For accommodation, yes. For eating and drinking, no.
I second what Pericoloso said. Paris is much larger, so you can get a very decent hotel for a good price if you accept that every day starts with a subway ride. But because the city is so big, staying in one area means you need to take the subway anyway if you want to see another part, so you can’t avoid public transport as is. In Amsterdam, centrally located hotels are really pricey, and the ones a train- or metro-ride away tend to lack atmosphere.
Food and drink is certainly more expensive in Paris, where you easily spend 5 euro on a small soda at a cafe. It also seemed to me it’s harder to get out of the tourist zones with such high prices. The only time we paid anything close to Dutch prices was at a restaurant outside the perepherique.
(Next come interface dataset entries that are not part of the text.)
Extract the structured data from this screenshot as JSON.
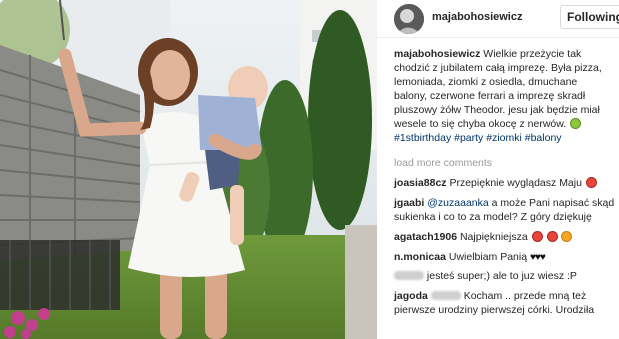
{
  "post": {
    "username": "majabohosiewicz",
    "follow_label": "Following",
    "caption_username": "majabohosiewicz",
    "caption_text": "Wielkie przeżycie tak chodzić z jubilatem całą imprezę. Była pizza, lemoniada, ziomki z osiedla, dmuchane balony, czerwone ferrari a imprezę skradł pluszowy żółw Theodor. jesu jak będzie miał wesele to się chyba okocę z nerwów.",
    "caption_emoji": "grinning-face-emoji",
    "hashtags": [
      "#1stbirthday",
      "#party",
      "#ziomki",
      "#balony"
    ]
  },
  "load_more_label": "load more comments",
  "comments": [
    {
      "username": "joasia88cz",
      "text": "Przepięknie wyglądasz Maju",
      "emoji": "heart-eyes-emoji"
    },
    {
      "username": "jgaabi",
      "mention": "@zuzaaanka",
      "text": "a może Pani napisać skąd sukienka i co to za model? Z góry dziękuję"
    },
    {
      "username": "agatach1906",
      "text": "Najpiękniejsza",
      "emoji": "heart-eyes-emoji x3"
    },
    {
      "username": "n.monicaa",
      "text": "Uwielbiam Panią",
      "hearts": "♥♥♥"
    },
    {
      "username": "",
      "text": "jesteś super;) ale to juz wiesz :P"
    },
    {
      "username": "jagoda",
      "text": "Kocham .. przede mną też pierwsze urodziny pierwszej córki. Urodziła"
    }
  ],
  "icons": {
    "avatar": "profile-avatar",
    "emoji_green": "#8cc63f",
    "emoji_red": "#e8443a"
  }
}
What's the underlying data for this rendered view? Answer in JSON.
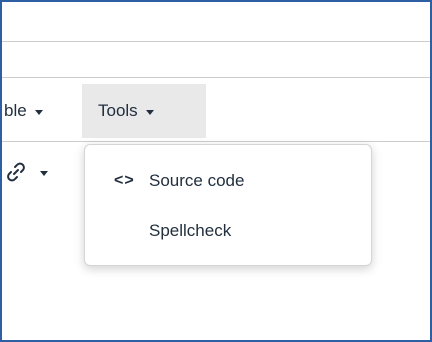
{
  "menubar": {
    "items": [
      {
        "label": "ble",
        "icon": "chevron-down-icon"
      },
      {
        "label": "Tools",
        "icon": "chevron-down-icon",
        "active": true
      }
    ]
  },
  "toolbar": {
    "link_icon": "link-icon",
    "link_chevron": "chevron-down-icon"
  },
  "dropdown": {
    "items": [
      {
        "label": "Source code",
        "icon": "code-icon",
        "icon_glyph": "<>"
      },
      {
        "label": "Spellcheck"
      }
    ]
  },
  "colors": {
    "frame_border": "#2f5fa3",
    "active_menu_bg": "#e9e9e9",
    "text": "#222f3e",
    "divider": "#cccccc"
  }
}
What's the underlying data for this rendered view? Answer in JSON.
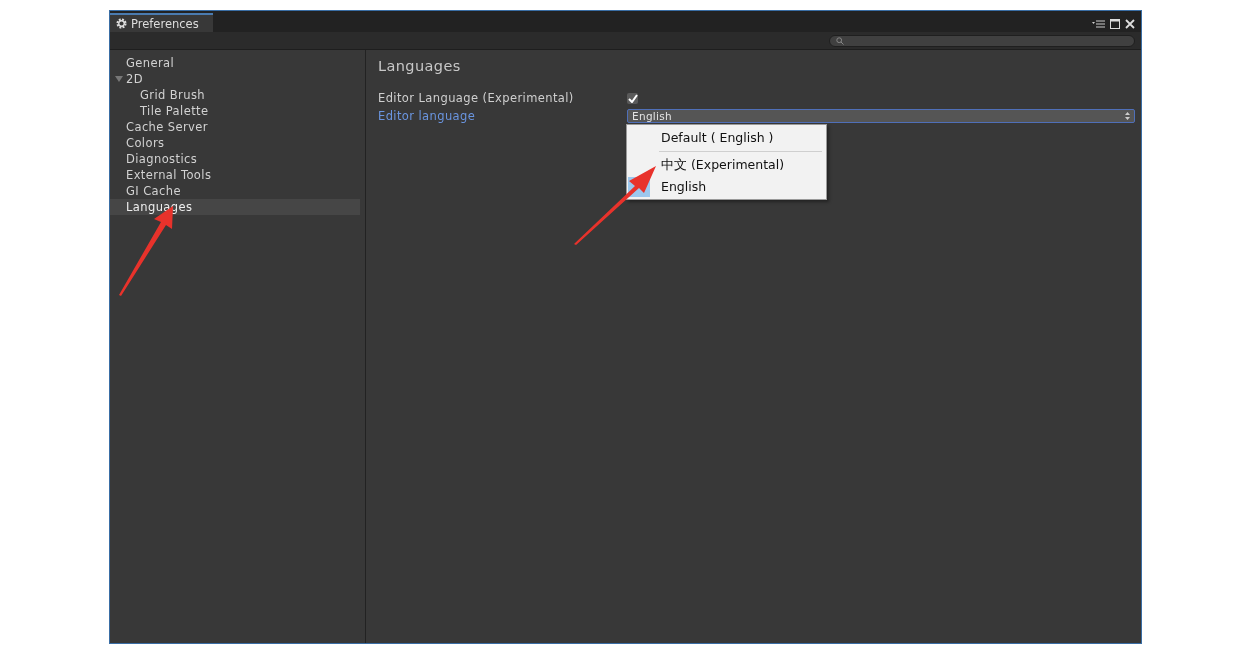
{
  "window": {
    "title": "Preferences"
  },
  "sidebar": {
    "items": [
      {
        "label": "General",
        "selected": false
      },
      {
        "label": "2D",
        "selected": false,
        "expanded": true,
        "children": [
          {
            "label": "Grid Brush",
            "selected": false
          },
          {
            "label": "Tile Palette",
            "selected": false
          }
        ]
      },
      {
        "label": "Cache Server",
        "selected": false
      },
      {
        "label": "Colors",
        "selected": false
      },
      {
        "label": "Diagnostics",
        "selected": false
      },
      {
        "label": "External Tools",
        "selected": false
      },
      {
        "label": "GI Cache",
        "selected": false
      },
      {
        "label": "Languages",
        "selected": true
      }
    ]
  },
  "content": {
    "heading": "Languages",
    "settings": [
      {
        "kind": "checkbox",
        "label": "Editor Language (Experimental)",
        "checked": true,
        "focused": false
      },
      {
        "kind": "dropdown",
        "label": "Editor language",
        "value": "English",
        "focused": true
      }
    ],
    "menu": {
      "items": [
        {
          "label": "Default ( English )",
          "selected": false,
          "separator_after": true
        },
        {
          "label": "中文 (Experimental)",
          "selected": false,
          "separator_after": false
        },
        {
          "label": "English",
          "selected": true,
          "separator_after": false
        }
      ]
    }
  }
}
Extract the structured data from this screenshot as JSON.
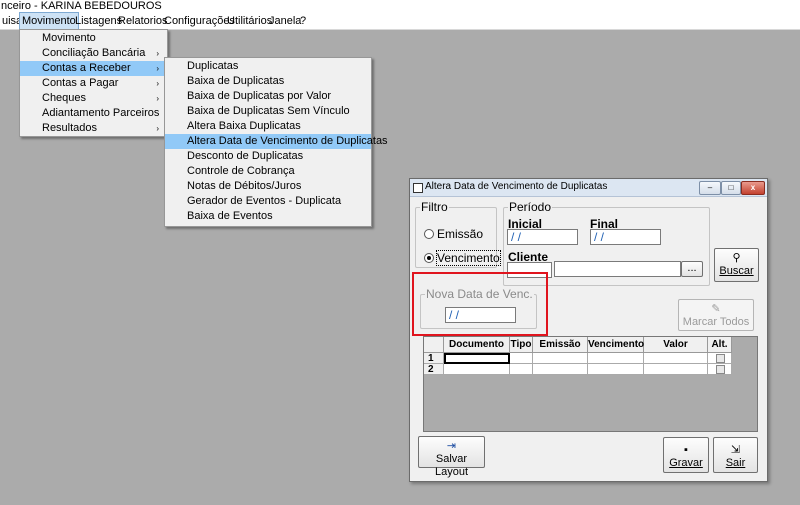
{
  "app": {
    "title": "nceiro - KARINA BEBEDOUROS"
  },
  "menubar": [
    {
      "label": "uisa"
    },
    {
      "label": "Movimento",
      "active": true
    },
    {
      "label": "Listagens"
    },
    {
      "label": "Relatorios"
    },
    {
      "label": "Configurações"
    },
    {
      "label": "Utilitários"
    },
    {
      "label": "Janela"
    },
    {
      "label": "?"
    }
  ],
  "movimento_menu": [
    {
      "label": "Movimento"
    },
    {
      "label": "Conciliação Bancária",
      "submenu": true
    },
    {
      "label": "Contas a Receber",
      "submenu": true,
      "highlight": true
    },
    {
      "label": "Contas a Pagar",
      "submenu": true
    },
    {
      "label": "Cheques",
      "submenu": true
    },
    {
      "label": "Adiantamento Parceiros"
    },
    {
      "label": "Resultados",
      "submenu": true
    }
  ],
  "receber_menu": [
    {
      "label": "Duplicatas"
    },
    {
      "label": "Baixa de Duplicatas"
    },
    {
      "label": "Baixa de Duplicatas por Valor"
    },
    {
      "label": "Baixa de Duplicatas Sem Vínculo"
    },
    {
      "label": "Altera Baixa Duplicatas"
    },
    {
      "label": "Altera Data de Vencimento de Duplicatas",
      "highlight": true
    },
    {
      "label": "Desconto de Duplicatas"
    },
    {
      "label": "Controle de Cobrança"
    },
    {
      "label": "Notas de Débitos/Juros"
    },
    {
      "label": "Gerador de Eventos - Duplicata"
    },
    {
      "label": "Baixa de Eventos"
    }
  ],
  "arrow_glyph": "›",
  "dialog": {
    "title": "Altera Data de Vencimento de Duplicatas",
    "minimize": "–",
    "restore": "□",
    "close": "x",
    "filtro": {
      "legend": "Filtro",
      "emissao": "Emissão",
      "vencimento": "Vencimento",
      "selected": "vencimento"
    },
    "periodo": {
      "legend": "Período",
      "inicial_label": "Inicial",
      "inicial_value": " / /",
      "final_label": "Final",
      "final_value": " / /",
      "cliente_label": "Cliente",
      "cliente_value": "",
      "cliente_name": "",
      "lookup_label": "..."
    },
    "buscar": {
      "label": "Buscar",
      "icon": "binoculars-icon",
      "glyph": "⚲"
    },
    "nova_data": {
      "legend": "Nova Data de Venc.",
      "value": " / /"
    },
    "marcar_todos": {
      "label": "Marcar Todos",
      "icon": "mark-all-icon",
      "glyph": "✎",
      "disabled": true
    },
    "grid": {
      "columns": [
        "",
        "Documento",
        "Tipo",
        "Emissão",
        "Vencimento",
        "Valor",
        "Alt."
      ],
      "rows": [
        {
          "num": "1",
          "documento": "",
          "tipo": "",
          "emissao": "",
          "vencimento": "",
          "valor": ""
        },
        {
          "num": "2",
          "documento": "",
          "tipo": "",
          "emissao": "",
          "vencimento": "",
          "valor": ""
        }
      ]
    },
    "salvar_layout": {
      "label": "Salvar Layout",
      "icon": "save-layout-icon",
      "glyph": "⇥"
    },
    "gravar": {
      "label": "Gravar",
      "icon": "floppy-disk-icon",
      "glyph": "▪"
    },
    "sair": {
      "label": "Sair",
      "icon": "exit-door-icon",
      "glyph": "⇲"
    }
  }
}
In Amsterdam, several areas cater to the budget tourist, or you walk 5-10 minutes in the “wrong” direction, and you are likely to stumble onto something more local.
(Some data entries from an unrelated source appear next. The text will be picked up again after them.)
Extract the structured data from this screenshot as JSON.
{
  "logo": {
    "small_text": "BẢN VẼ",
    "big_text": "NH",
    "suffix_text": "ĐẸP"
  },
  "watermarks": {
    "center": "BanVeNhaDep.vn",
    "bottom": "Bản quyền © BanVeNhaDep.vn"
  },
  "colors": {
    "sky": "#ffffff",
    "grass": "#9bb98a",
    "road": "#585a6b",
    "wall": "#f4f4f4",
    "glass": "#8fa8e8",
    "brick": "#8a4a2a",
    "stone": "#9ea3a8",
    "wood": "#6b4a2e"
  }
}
Transportation is cheaper in Paris, but in Amsterdam you don’t need much of it if you are in good enough shape to walk. Entry tickets to sights seemed to be similarly priced, with Paris perhaps somewhat more expensive.
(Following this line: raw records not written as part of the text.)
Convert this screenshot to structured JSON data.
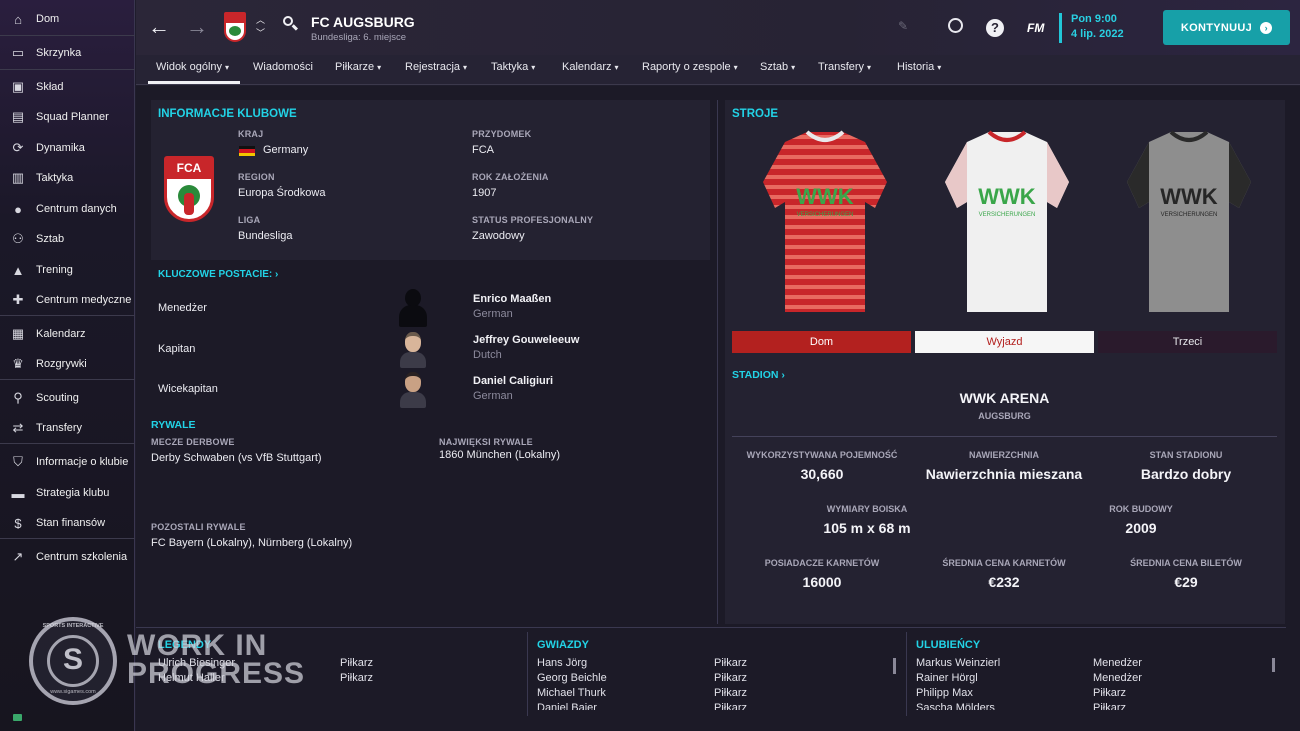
{
  "sidebar": {
    "items": [
      {
        "label": "Dom",
        "icon": "home-icon"
      },
      {
        "label": "Skrzynka",
        "icon": "inbox-icon"
      },
      {
        "label": "Skład",
        "icon": "squad-shirt-icon"
      },
      {
        "label": "Squad Planner",
        "icon": "clipboard-icon"
      },
      {
        "label": "Dynamika",
        "icon": "dynamics-icon"
      },
      {
        "label": "Taktyka",
        "icon": "tactics-icon"
      },
      {
        "label": "Centrum danych",
        "icon": "data-hub-icon"
      },
      {
        "label": "Sztab",
        "icon": "staff-icon"
      },
      {
        "label": "Trening",
        "icon": "training-cone-icon"
      },
      {
        "label": "Centrum medyczne",
        "icon": "medical-icon"
      },
      {
        "label": "Kalendarz",
        "icon": "calendar-icon"
      },
      {
        "label": "Rozgrywki",
        "icon": "trophy-icon"
      },
      {
        "label": "Scouting",
        "icon": "search-icon"
      },
      {
        "label": "Transfery",
        "icon": "transfer-icon"
      },
      {
        "label": "Informacje o klubie",
        "icon": "shield-icon"
      },
      {
        "label": "Strategia klubu",
        "icon": "briefcase-icon"
      },
      {
        "label": "Stan finansów",
        "icon": "finances-icon"
      },
      {
        "label": "Centrum szkolenia",
        "icon": "development-icon"
      }
    ]
  },
  "header": {
    "club_name": "FC AUGSBURG",
    "subtitle": "Bundesliga: 6. miejsce",
    "fm_label": "FM",
    "date_line1": "Pon 9:00",
    "date_line2": "4 lip. 2022",
    "continue_label": "KONTYNUUJ"
  },
  "nav": {
    "tabs": [
      "Widok ogólny",
      "Wiadomości",
      "Piłkarze",
      "Rejestracja",
      "Taktyka",
      "Kalendarz",
      "Raporty o zespole",
      "Sztab",
      "Transfery",
      "Historia"
    ]
  },
  "club_info": {
    "heading": "INFORMACJE KLUBOWE",
    "badge_text": "FCA",
    "country_label": "KRAJ",
    "country": "Germany",
    "region_label": "REGION",
    "region": "Europa Środkowa",
    "league_label": "LIGA",
    "league": "Bundesliga",
    "nickname_label": "PRZYDOMEK",
    "nickname": "FCA",
    "founded_label": "ROK ZAŁOŻENIA",
    "founded": "1907",
    "status_label": "STATUS PROFESJONALNY",
    "status": "Zawodowy"
  },
  "key_people": {
    "heading": "KLUCZOWE POSTACIE:",
    "rows": [
      {
        "role": "Menedżer",
        "name": "Enrico Maaßen",
        "nationality": "German"
      },
      {
        "role": "Kapitan",
        "name": "Jeffrey Gouweleeuw",
        "nationality": "Dutch"
      },
      {
        "role": "Wicekapitan",
        "name": "Daniel Caligiuri",
        "nationality": "German"
      }
    ]
  },
  "rivals": {
    "heading": "RYWALE",
    "derby_label": "MECZE DERBOWE",
    "derby": "Derby Schwaben (vs VfB Stuttgart)",
    "biggest_label": "NAJWIĘKSI RYWALE",
    "biggest": "1860 München (Lokalny)",
    "other_label": "POZOSTALI RYWALE",
    "other": "FC Bayern (Lokalny), Nürnberg (Lokalny)"
  },
  "kits": {
    "heading": "STROJE",
    "sponsor": "WWK",
    "sponsor_sub": "VERSICHERUNGEN",
    "buttons": [
      "Dom",
      "Wyjazd",
      "Trzeci"
    ],
    "home_color": "#c8262a",
    "away_color": "#f2f2f2",
    "third_color": "#8e8e8e"
  },
  "stadium": {
    "heading": "STADION",
    "name": "WWK ARENA",
    "city": "AUGSBURG",
    "capacity_label": "WYKORZYSTYWANA POJEMNOŚĆ",
    "capacity": "30,660",
    "surface_label": "NAWIERZCHNIA",
    "surface": "Nawierzchnia mieszana",
    "condition_label": "STAN STADIONU",
    "condition": "Bardzo dobry",
    "pitch_label": "WYMIARY BOISKA",
    "pitch": "105 m x 68 m",
    "built_label": "ROK BUDOWY",
    "built": "2009",
    "season_ticket_label": "POSIADACZE KARNETÓW",
    "season_ticket": "16000",
    "avg_season_label": "ŚREDNIA CENA KARNETÓW",
    "avg_season": "€232",
    "avg_ticket_label": "ŚREDNIA CENA BILETÓW",
    "avg_ticket": "€29"
  },
  "legends": {
    "heading": "LEGENDY",
    "rows": [
      {
        "name": "Ulrich Biesinger",
        "role": "Piłkarz"
      },
      {
        "name": "Helmut Haller",
        "role": "Piłkarz"
      }
    ]
  },
  "stars": {
    "heading": "GWIAZDY",
    "rows": [
      {
        "name": "Hans Jörg",
        "role": "Piłkarz"
      },
      {
        "name": "Georg Beichle",
        "role": "Piłkarz"
      },
      {
        "name": "Michael Thurk",
        "role": "Piłkarz"
      },
      {
        "name": "Daniel Baier",
        "role": "Piłkarz"
      }
    ]
  },
  "favourites": {
    "heading": "ULUBIEŃCY",
    "rows": [
      {
        "name": "Markus Weinzierl",
        "role": "Menedżer"
      },
      {
        "name": "Rainer Hörgl",
        "role": "Menedżer"
      },
      {
        "name": "Philipp Max",
        "role": "Piłkarz"
      },
      {
        "name": "Sascha Mölders",
        "role": "Piłkarz"
      }
    ]
  },
  "watermark": {
    "line1": "WORK IN",
    "line2": "PROGRESS",
    "logo_text": "SPORTS INTERACTIVE",
    "logo_url": "www.sigames.com"
  }
}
This why we have spent so much time over the past decades trying to help visitors with finding value well ,located hotels within budget or close.
Other cities don’t often require that level of effort
Ticket to the Louvre - Paris: € 17.00, the Rijksmuseum - Amsterdam: € 17.50;
Centre Pompidou - Paris: €14.00, Stedelijk Museum - Amsterdam: € 17.50. (Not to mention the eleven city museums in Paris which are free, like the Musée d'Art Moderne, Musée Carnavalet, Musée Cernuschi, etc.)
Food and drink prices can vary a lot, but are always displayed clearly in France (also visible from outside) so you shouldn't have any surprises there. Yes, you can pay a lot (Café de Flore: Coca Cola €6.80!) but also much less (€2.90 at Les Facultés in the very touristy 6th arr.)Edited: 17 July 2018, 01:28